Task objective: Your answer must be every line of the data that contains "chandelier".

★ ★ ★ ★

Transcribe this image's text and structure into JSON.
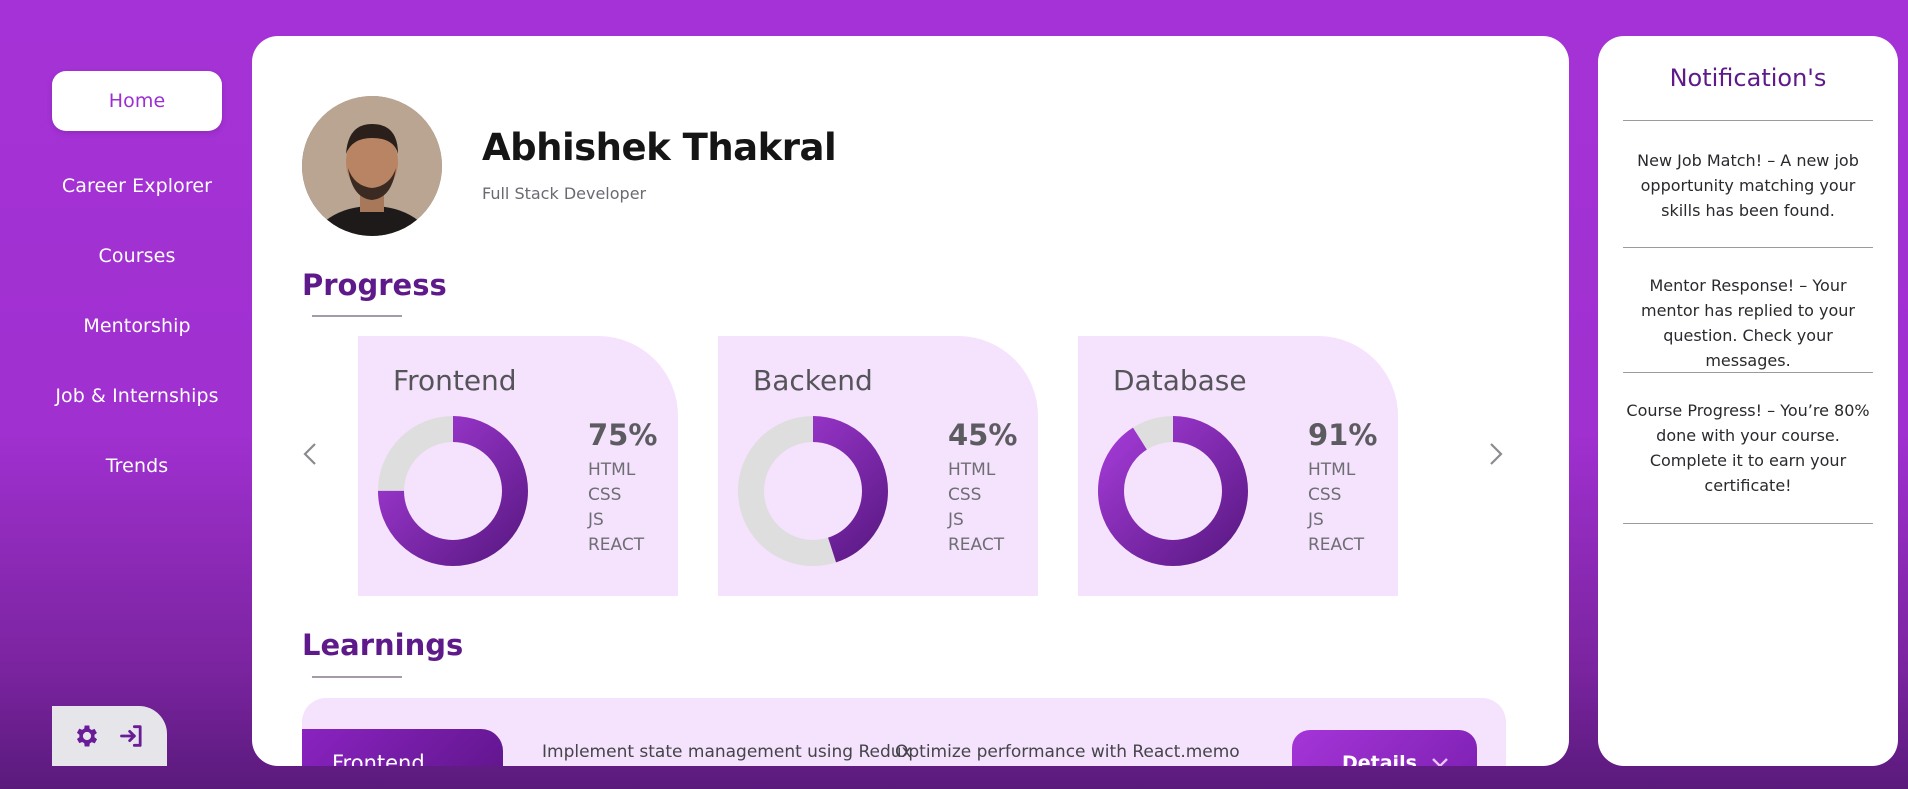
{
  "sidebar": {
    "items": [
      {
        "label": "Home",
        "active": true
      },
      {
        "label": "Career Explorer"
      },
      {
        "label": "Courses"
      },
      {
        "label": "Mentorship"
      },
      {
        "label": "Job & Internships"
      },
      {
        "label": "Trends"
      }
    ],
    "tools": [
      "gear-icon",
      "logout-icon"
    ]
  },
  "profile": {
    "name": "Abhishek Thakral",
    "role": "Full Stack Developer"
  },
  "progress": {
    "title": "Progress",
    "cards": [
      {
        "title": "Frontend",
        "percent": "75%",
        "value": 0.75,
        "skills": [
          "HTML",
          "CSS",
          "JS",
          "REACT"
        ]
      },
      {
        "title": "Backend",
        "percent": "45%",
        "value": 0.45,
        "skills": [
          "HTML",
          "CSS",
          "JS",
          "REACT"
        ]
      },
      {
        "title": "Database",
        "percent": "91%",
        "value": 0.91,
        "skills": [
          "HTML",
          "CSS",
          "JS",
          "REACT"
        ]
      }
    ]
  },
  "learnings": {
    "title": "Learnings",
    "tab_label": "Frontend",
    "items": [
      "Implement state management using Redux",
      "Optimize performance with React.memo"
    ],
    "details_label": "Details"
  },
  "notifications": {
    "title": "Notification's",
    "items": [
      "New Job Match! – A new job opportunity matching your skills has been found.",
      "Mentor Response! – Your mentor has replied to your question. Check your messages.",
      "Course Progress! – You’re 80% done with your course. Complete it to earn your certificate!"
    ]
  },
  "colors": {
    "brand_purple": "#a532d6",
    "dark_purple": "#5e1a8a",
    "card_bg": "#f5e2fd",
    "ring_empty": "#dedede"
  }
}
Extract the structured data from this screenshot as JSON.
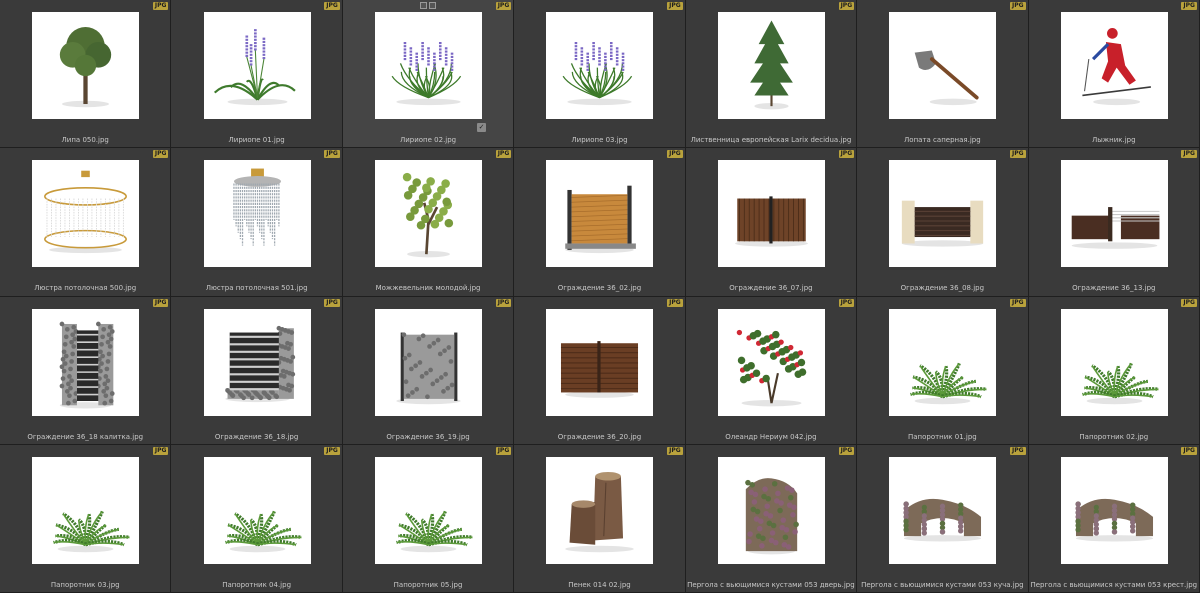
{
  "badge_text": "JPG",
  "colors": {
    "background": "#262626",
    "cell": "#3a3a3a",
    "badge": "#b9a23c",
    "label": "#c8c8c8"
  },
  "items": [
    {
      "filename": "Липа 050.jpg",
      "icon": "tree-icon"
    },
    {
      "filename": "Лириопе 01.jpg",
      "icon": "lavender-plant-icon"
    },
    {
      "filename": "Лириопе 02.jpg",
      "icon": "grass-flower-icon",
      "selected": true
    },
    {
      "filename": "Лириопе 03.jpg",
      "icon": "grass-flower-icon"
    },
    {
      "filename": "Лиственница европейская Larix decidua.jpg",
      "icon": "conifer-icon"
    },
    {
      "filename": "Лопата саперная.jpg",
      "icon": "shovel-icon"
    },
    {
      "filename": "Лыжник.jpg",
      "icon": "skier-icon"
    },
    {
      "filename": "Люстра потолочная 500.jpg",
      "icon": "chandelier-gold-icon"
    },
    {
      "filename": "Люстра потолочная 501.jpg",
      "icon": "chandelier-crystal-icon"
    },
    {
      "filename": "Можжевельник молодой.jpg",
      "icon": "juniper-icon"
    },
    {
      "filename": "Ограждение 36_02.jpg",
      "icon": "wood-fence-icon"
    },
    {
      "filename": "Ограждение 36_07.jpg",
      "icon": "slat-fence-icon"
    },
    {
      "filename": "Ограждение 36_08.jpg",
      "icon": "brick-fence-icon"
    },
    {
      "filename": "Ограждение 36_13.jpg",
      "icon": "rail-fence-icon"
    },
    {
      "filename": "Ограждение 36_18 калитка.jpg",
      "icon": "gabion-gate-icon"
    },
    {
      "filename": "Ограждение 36_18.jpg",
      "icon": "gabion-fence-icon"
    },
    {
      "filename": "Ограждение 36_19.jpg",
      "icon": "gabion-panel-icon"
    },
    {
      "filename": "Ограждение 36_20.jpg",
      "icon": "wood-panel-fence-icon"
    },
    {
      "filename": "Олеандр Нериум 042.jpg",
      "icon": "oleander-icon"
    },
    {
      "filename": "Папоротник 01.jpg",
      "icon": "fern-icon"
    },
    {
      "filename": "Папоротник 02.jpg",
      "icon": "fern-icon"
    },
    {
      "filename": "Папоротник 03.jpg",
      "icon": "fern-icon"
    },
    {
      "filename": "Папоротник 04.jpg",
      "icon": "fern-icon"
    },
    {
      "filename": "Папоротник 05.jpg",
      "icon": "fern-icon"
    },
    {
      "filename": "Пенек 014 02.jpg",
      "icon": "stump-icon"
    },
    {
      "filename": "Пергола с вьющимися кустами 053 дверь.jpg",
      "icon": "pergola-door-icon"
    },
    {
      "filename": "Пергола с вьющимися кустами 053 куча.jpg",
      "icon": "pergola-arch-icon"
    },
    {
      "filename": "Пергола с вьющимися кустами 053 крест.jpg",
      "icon": "pergola-arch-icon"
    }
  ]
}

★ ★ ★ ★

Written reply:
      "icon": "chandelier-gold-icon"
      "icon": "chandelier-crystal-icon"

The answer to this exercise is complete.